The virus is telling us what we most don’t want to hear, that we must understand that there are forces at work in our universe that are beyond the control of humans. That something that benefits another living organism may be the end of the world as we know it. But not the end of The World.
Towards the beginning of the pandemic, these words by French ER doctor Sophie Mainguy hit a major chord. She said, “we are not at war and we do not have to be at war…The firm ambition of a service to life is enough. There is no enemy. There is another organism living in full migratory flow and we must stop so that our respective currents do not collide too much. We are at the pedestrian crossing and the light is red for us.” She continues, “life forms that do not serve our interests (and who can say?) are not our enemies. This is yet another opportunity to realize that humans are not the only force on this planet and that they must – oh so many – sometimes make room for others…It is not a war, it is an education, that of humility, interrelation and solidarity.”
This vital understanding of how our planet works and the fact that humans are only a part of a collective has been lost on our species for a long time now. Our ancestors lived with the knowledge of this interconnectedness, and that an imbalance created by one group of beings, ultimately leads to realignment of the truth – that all of nature depends on each other for survival, and nature will have a balance.
We have to confront some fundamental issues about our rampant material needs. We need to remember who we are, and why we are here. Is it to have the newest and best of everything? Or is it something deeper, and more meaningful? Entertainment is not our reason for existence.
We have to ask ourselves really hard questions about the value of life, and our respect for the lives of other people. We still have not felt the true loss yet of so many of our elderly – the keepers of the old stories and traditions. In these times we care too much about what is new and inventive. But the wisdom of our elders, those who lived through challenging times, who grew up with sustainable skills for survival could be the very ones to show us how to move forward in this new world. Too many have now been silenced forever.
This virus, our new teacher, shined a bright light on the fact that we, as living beings are vulnerable, and that we all die which is something a lot of people like to forget with the way we torture ourselves with diets, and intense exercise plans, as if any of us are getting out of here alive.

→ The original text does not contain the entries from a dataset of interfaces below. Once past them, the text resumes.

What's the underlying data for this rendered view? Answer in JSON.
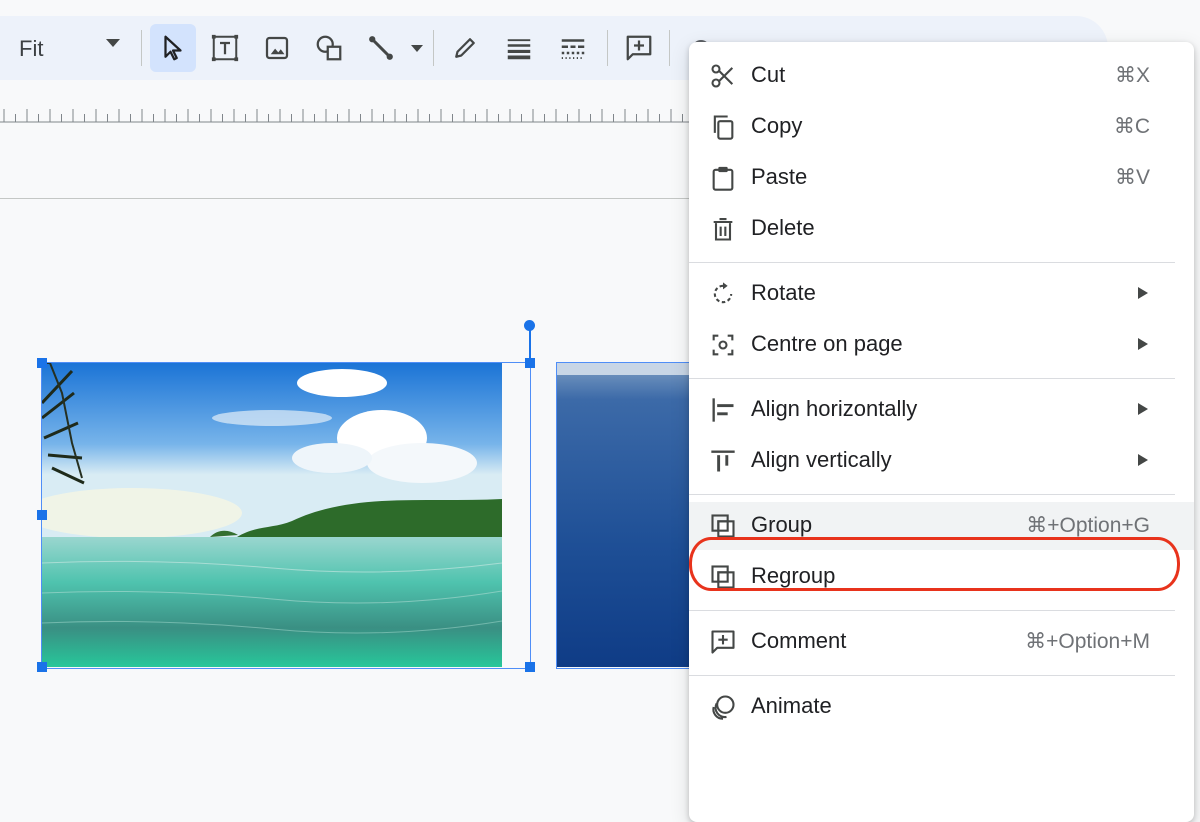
{
  "toolbar": {
    "zoom_label": "Fit",
    "tools": [
      {
        "name": "select-tool",
        "icon": "cursor-arrow-icon",
        "active": true
      },
      {
        "name": "text-box-tool",
        "icon": "text-box-icon"
      },
      {
        "name": "image-tool",
        "icon": "image-icon"
      },
      {
        "name": "shape-tool",
        "icon": "shapes-icon"
      },
      {
        "name": "line-tool",
        "icon": "line-icon"
      },
      {
        "name": "border-color-tool",
        "icon": "pencil-icon"
      },
      {
        "name": "border-weight-tool",
        "icon": "border-weight-icon"
      },
      {
        "name": "border-dash-tool",
        "icon": "border-dash-icon"
      },
      {
        "name": "comment-tool",
        "icon": "add-comment-icon"
      }
    ]
  },
  "context_menu": {
    "sections": [
      [
        {
          "label": "Cut",
          "shortcut": "⌘X",
          "icon": "scissors-icon"
        },
        {
          "label": "Copy",
          "shortcut": "⌘C",
          "icon": "copy-icon"
        },
        {
          "label": "Paste",
          "shortcut": "⌘V",
          "icon": "clipboard-icon"
        },
        {
          "label": "Delete",
          "shortcut": "",
          "icon": "trash-icon"
        }
      ],
      [
        {
          "label": "Rotate",
          "submenu": true,
          "icon": "rotate-icon"
        },
        {
          "label": "Centre on page",
          "submenu": true,
          "icon": "center-focus-icon"
        }
      ],
      [
        {
          "label": "Align horizontally",
          "submenu": true,
          "icon": "align-horizontal-icon"
        },
        {
          "label": "Align vertically",
          "submenu": true,
          "icon": "align-vertical-icon"
        }
      ],
      [
        {
          "label": "Group",
          "shortcut": "⌘+Option+G",
          "icon": "group-icon",
          "highlighted": true
        },
        {
          "label": "Regroup",
          "shortcut": "",
          "icon": "regroup-icon"
        }
      ],
      [
        {
          "label": "Comment",
          "shortcut": "⌘+Option+M",
          "icon": "add-comment-icon"
        }
      ],
      [
        {
          "label": "Animate",
          "shortcut": "",
          "icon": "animate-icon"
        }
      ]
    ]
  },
  "colors": {
    "selection": "#1a73e8",
    "annotation": "#e8331c",
    "toolbar_bg": "#edf2fa"
  }
}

Death is an uncomfortable subject for many, yet it wasn’t always this way. We have cut ourselves off from the cycles of life and death, we’ve been distracted by the bright lights and loud noises; it’s made so many of us numb to the heart-aching beauty that surrounds us each and every day, and the immense joy of simple things.
We understand now that the veneer of modern life is actually so thin, and such a farce. This rhetoric that we’ve been led to believe about giving up our lives to conform to some materialistic dream, is not the path to happiness, nor to the well-being of the world around us.
The virus shows us that the survival of our species requires us to think of, and take care of others, a concept we are clearly still learning. A simple thing like wearing masks to protect other people, or staying home so that those services which are truly essential to life, can continue has had more backlash than anyone could have expected. We need to do better.
The pandemic shines a light on all the faulty systems in our world, from healthcare to the way we value certain professions and people, to how much of an impact our way of life has on the other inhabitants of this planet. We are being given time now as a society, and as a part of this world to form and build new social and sacred contracts between us as humans, and between species – those we inhabit this earth with. It shows us in no uncertain terms that society and life, in general, thrives only when the weakest of us have what we need.
When it is time to spread our phoenix wings and rise from the ashes, what will we choose to let burn, so that we all can thrive?
Dena Crowder: https://www.denacrowder.com